That is one way that my life has been changed by God. It has benefited me, my husband, my kids, my family and my friends (after all, it s no fun to hang out with married couples who are mean to each other!).
Another way that my life has been forever changed by God is by believing what the Bible says about my eternal destiny, where I will go when I die. Clearly, I have made bad choices, or sinned. And the Bible says that my sins have separated me from God (Isaiah 59:2).
And I used to feel that. No matter how much I tried to "do better" or apologize, I couldn't quite get rid of the feeling that something needed to be made right.
The Bible says, "For the wages of sin is death" (Romans 6:23a). So, what I have earned for my sin is death. No wonder I felt like I could never make everything right.
Romans 5:8 says, "But God demonstrates his own love for us in this: While we were still sinners, Christ died for us." Jesus Christ, came to earth, lived a truly perfect life, and because of that, he was able to die in my place.
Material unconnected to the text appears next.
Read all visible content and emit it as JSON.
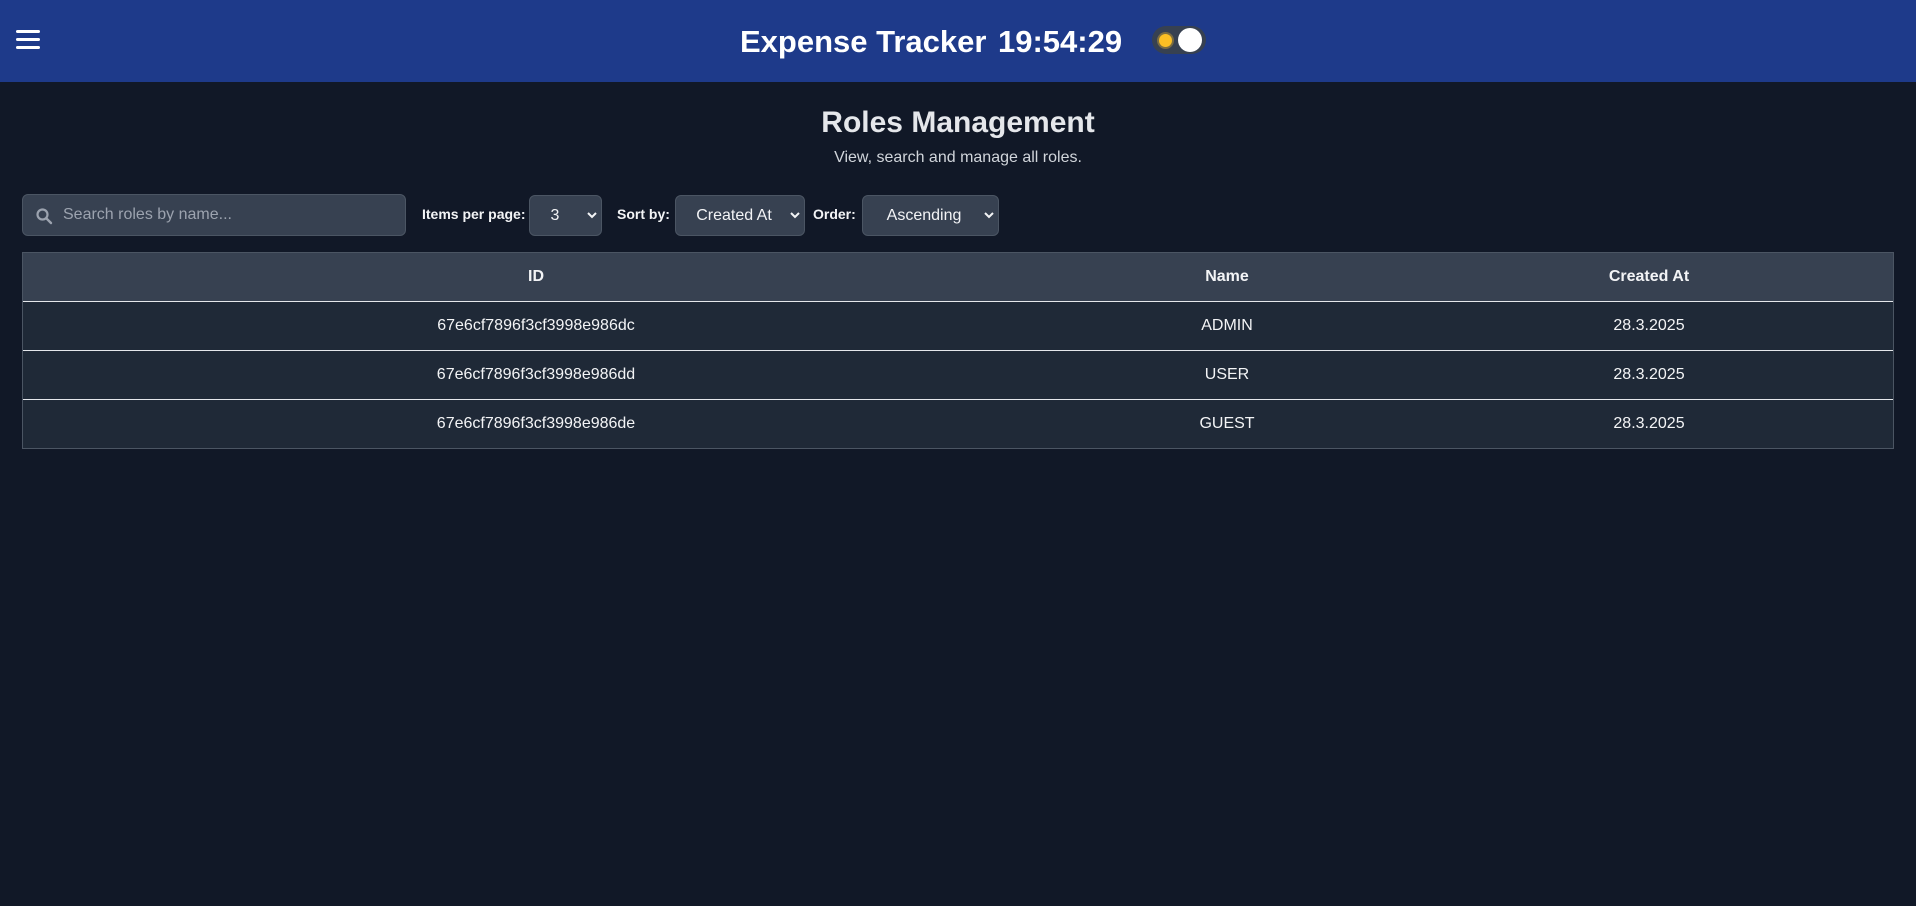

He came to pay my "death penalty" for me. That really IS a demonstration of love for me.
The full verse (including the more encouraging second half) from Romans 6:23 says, "For the wages of sin is death, but the gift of God is eternal life in Christ Jesus our Lord." So, eternal life is a GIFT. But like with all gifts, there is something more I need to do to make the gift my own. I need to receive it.
Look at the famous verse, John 3:16. It says, "For God so loved the world that he gave his one and only son that whoever believes in him shall not perish but have eternal life." To receive this gift of eternal life, I have to believe. This kind of belief is not just an intellectual belief; it's about where I am placing my trust. It means giving up trying to earn my way into heaven, and instead placing my trust in Jesus' death as payment for my sins and accepting eternal life as a gift.
Making the decision to trust Jesus was the most important decision of my life, even more important than returning kindness for an insult. If you want to trust Jesus with your life too, you can pray something like this (though there's nothing magical about these specific words):
I know that I have sinned, and I am sorry. I know that I cannot earn my way to Heaven. I believe that you sent your son, Jesus, to die in my place, to pay for my sins. Thank you for the gift of eternal life.
If you would like to talk with someone about how you can have a relationship with Jesus both now and for eternity, please talk with me, one of our pastors, or one of our small group leaders.
"My wife had been growing increasingly distant.
One day she looked at me and said,
'I still love you, but I m not in love with you.'"
"...after a few days it was clear she wanted to end it.
I collected the pieces of my shattered heart
and was on the next bus home."
"To make a long story short,
three-and-a-half years later, we were married.
Well, it didn't take long for our marriage to become a mess."
In the end, this led to even more broken relationships and emotional scars.
By my high school graduation, I was a battered mess.
"'We haven't been able to revive her; you need to pray,'
was the first medical report I heard after about ten minutes of anxious waiting."
"My sexual orientation
has been constantly questioned through high school and college.
Even now in my work place people have asked about my orientation."
"God needed me at Newsbox, Etc. at 1717 Dryden Street
to pray and talk to those two ladies...God's timing is perfect."
"It all happened so quickly.
In a matter of seconds the men had dashed up from behind,
put me in a choke hold, and shoved me to the ground."